# PROMPT
Report each line below that carries the word "status".
EXERCISE MATERIAL Start Marker
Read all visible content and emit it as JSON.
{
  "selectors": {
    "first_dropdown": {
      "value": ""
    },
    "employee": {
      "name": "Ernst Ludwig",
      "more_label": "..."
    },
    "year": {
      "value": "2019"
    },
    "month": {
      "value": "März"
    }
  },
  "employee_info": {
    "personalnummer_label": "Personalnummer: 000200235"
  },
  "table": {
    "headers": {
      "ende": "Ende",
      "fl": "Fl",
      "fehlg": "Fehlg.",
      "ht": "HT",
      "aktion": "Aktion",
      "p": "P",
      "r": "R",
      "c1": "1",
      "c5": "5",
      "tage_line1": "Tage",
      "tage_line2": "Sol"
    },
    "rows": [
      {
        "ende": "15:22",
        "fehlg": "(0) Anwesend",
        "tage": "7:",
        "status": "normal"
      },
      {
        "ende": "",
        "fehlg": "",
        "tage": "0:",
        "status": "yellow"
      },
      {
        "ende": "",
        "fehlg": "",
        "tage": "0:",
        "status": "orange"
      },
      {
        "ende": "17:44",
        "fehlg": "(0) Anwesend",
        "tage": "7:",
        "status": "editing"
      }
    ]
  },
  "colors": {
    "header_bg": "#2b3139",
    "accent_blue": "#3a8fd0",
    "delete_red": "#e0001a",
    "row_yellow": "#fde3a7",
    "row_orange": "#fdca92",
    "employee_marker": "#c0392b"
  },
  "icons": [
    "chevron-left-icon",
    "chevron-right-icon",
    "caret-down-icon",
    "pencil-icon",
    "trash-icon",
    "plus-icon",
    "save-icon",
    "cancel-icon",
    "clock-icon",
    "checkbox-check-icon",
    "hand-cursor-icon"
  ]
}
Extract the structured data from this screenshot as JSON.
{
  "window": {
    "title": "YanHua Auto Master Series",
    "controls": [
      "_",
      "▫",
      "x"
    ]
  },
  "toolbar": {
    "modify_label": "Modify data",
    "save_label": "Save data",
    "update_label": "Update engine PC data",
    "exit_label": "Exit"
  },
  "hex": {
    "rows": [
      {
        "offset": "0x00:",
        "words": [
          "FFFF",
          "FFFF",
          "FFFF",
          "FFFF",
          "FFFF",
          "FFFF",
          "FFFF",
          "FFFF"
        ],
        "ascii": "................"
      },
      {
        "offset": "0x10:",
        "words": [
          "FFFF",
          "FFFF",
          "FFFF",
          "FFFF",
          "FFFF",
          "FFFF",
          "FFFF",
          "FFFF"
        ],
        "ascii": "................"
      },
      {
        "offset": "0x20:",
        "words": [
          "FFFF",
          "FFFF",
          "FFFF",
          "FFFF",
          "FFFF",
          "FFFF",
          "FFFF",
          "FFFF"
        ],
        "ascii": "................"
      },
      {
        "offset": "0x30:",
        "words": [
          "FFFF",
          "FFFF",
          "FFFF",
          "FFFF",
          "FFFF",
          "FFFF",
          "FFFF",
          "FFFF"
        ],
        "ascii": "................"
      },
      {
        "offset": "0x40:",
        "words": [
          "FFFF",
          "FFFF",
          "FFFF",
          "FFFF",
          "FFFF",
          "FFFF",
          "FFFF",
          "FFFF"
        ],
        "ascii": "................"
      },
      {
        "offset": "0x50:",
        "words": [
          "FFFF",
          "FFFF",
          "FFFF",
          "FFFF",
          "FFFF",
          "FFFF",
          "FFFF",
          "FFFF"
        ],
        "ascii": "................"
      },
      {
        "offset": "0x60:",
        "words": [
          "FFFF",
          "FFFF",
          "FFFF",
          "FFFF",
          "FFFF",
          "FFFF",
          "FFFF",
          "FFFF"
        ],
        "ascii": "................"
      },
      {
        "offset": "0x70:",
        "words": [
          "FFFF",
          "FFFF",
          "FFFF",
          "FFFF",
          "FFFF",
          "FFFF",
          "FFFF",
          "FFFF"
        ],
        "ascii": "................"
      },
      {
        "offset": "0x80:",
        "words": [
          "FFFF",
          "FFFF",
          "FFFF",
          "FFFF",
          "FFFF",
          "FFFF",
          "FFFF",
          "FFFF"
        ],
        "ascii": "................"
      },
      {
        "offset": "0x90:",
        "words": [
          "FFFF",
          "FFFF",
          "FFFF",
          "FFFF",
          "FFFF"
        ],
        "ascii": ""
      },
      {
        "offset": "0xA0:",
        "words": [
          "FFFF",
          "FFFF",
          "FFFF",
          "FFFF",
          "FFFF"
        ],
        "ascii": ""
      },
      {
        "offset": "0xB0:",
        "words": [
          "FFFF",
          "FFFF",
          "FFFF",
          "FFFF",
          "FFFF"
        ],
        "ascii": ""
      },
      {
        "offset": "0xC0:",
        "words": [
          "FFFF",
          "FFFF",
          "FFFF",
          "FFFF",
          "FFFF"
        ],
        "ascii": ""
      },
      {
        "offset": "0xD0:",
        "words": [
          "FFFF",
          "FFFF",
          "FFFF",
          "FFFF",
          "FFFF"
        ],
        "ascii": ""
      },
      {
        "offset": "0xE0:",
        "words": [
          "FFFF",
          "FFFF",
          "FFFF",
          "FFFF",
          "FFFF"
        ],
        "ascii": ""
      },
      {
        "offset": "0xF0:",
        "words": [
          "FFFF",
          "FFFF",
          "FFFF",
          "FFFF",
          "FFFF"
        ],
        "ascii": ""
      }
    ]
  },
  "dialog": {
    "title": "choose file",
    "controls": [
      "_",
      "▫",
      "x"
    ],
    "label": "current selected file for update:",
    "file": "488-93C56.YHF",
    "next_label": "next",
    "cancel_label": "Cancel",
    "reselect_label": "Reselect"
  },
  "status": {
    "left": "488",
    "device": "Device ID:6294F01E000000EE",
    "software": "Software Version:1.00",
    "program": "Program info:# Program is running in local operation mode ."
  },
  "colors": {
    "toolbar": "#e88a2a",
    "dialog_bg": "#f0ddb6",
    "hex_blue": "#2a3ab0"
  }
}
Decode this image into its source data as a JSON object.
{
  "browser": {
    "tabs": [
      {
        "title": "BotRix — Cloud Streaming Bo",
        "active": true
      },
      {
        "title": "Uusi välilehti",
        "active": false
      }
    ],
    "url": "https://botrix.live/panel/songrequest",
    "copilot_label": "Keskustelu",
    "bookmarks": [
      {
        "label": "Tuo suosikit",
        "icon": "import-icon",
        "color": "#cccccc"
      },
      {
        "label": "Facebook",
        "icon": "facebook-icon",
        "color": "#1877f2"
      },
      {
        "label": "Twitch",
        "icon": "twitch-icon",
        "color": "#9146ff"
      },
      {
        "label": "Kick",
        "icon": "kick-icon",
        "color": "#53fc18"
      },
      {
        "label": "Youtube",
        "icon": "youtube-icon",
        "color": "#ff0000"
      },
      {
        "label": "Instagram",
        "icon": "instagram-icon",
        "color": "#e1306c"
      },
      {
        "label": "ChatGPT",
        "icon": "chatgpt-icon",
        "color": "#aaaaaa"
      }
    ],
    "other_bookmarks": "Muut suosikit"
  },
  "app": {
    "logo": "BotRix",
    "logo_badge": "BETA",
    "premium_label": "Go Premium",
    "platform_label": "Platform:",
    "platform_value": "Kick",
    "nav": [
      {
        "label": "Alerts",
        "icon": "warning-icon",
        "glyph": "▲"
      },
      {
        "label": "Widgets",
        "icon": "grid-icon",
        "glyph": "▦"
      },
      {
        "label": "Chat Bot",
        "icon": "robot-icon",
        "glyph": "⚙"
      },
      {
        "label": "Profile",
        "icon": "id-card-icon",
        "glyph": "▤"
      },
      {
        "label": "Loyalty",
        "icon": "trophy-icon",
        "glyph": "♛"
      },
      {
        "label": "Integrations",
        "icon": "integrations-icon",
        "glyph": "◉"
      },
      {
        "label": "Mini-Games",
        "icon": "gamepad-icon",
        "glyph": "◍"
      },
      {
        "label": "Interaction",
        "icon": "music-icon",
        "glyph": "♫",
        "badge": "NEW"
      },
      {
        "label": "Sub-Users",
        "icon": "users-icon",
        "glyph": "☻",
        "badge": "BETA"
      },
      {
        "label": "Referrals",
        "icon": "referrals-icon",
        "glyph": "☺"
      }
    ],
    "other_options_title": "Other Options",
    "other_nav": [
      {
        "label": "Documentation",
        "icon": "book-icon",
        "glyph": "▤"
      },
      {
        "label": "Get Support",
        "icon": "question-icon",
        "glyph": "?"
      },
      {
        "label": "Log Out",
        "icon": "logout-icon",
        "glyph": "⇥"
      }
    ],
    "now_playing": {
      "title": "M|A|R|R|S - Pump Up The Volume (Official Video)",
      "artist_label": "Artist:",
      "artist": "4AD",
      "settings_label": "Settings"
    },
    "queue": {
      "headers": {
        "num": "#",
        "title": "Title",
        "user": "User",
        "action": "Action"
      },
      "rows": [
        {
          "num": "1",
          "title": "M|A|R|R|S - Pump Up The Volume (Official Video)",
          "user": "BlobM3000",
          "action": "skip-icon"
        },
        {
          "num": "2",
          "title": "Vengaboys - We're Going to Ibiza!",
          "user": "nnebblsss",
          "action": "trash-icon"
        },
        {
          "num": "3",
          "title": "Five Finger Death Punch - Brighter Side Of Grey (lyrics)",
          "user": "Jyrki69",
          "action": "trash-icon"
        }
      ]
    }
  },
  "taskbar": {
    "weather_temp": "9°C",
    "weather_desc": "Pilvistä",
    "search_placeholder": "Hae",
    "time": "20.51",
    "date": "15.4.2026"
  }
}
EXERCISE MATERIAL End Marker
# ANSWER
        "status": "normal"
        "status": "yellow"
        "status": "orange"
        "status": "editing"
  "status": {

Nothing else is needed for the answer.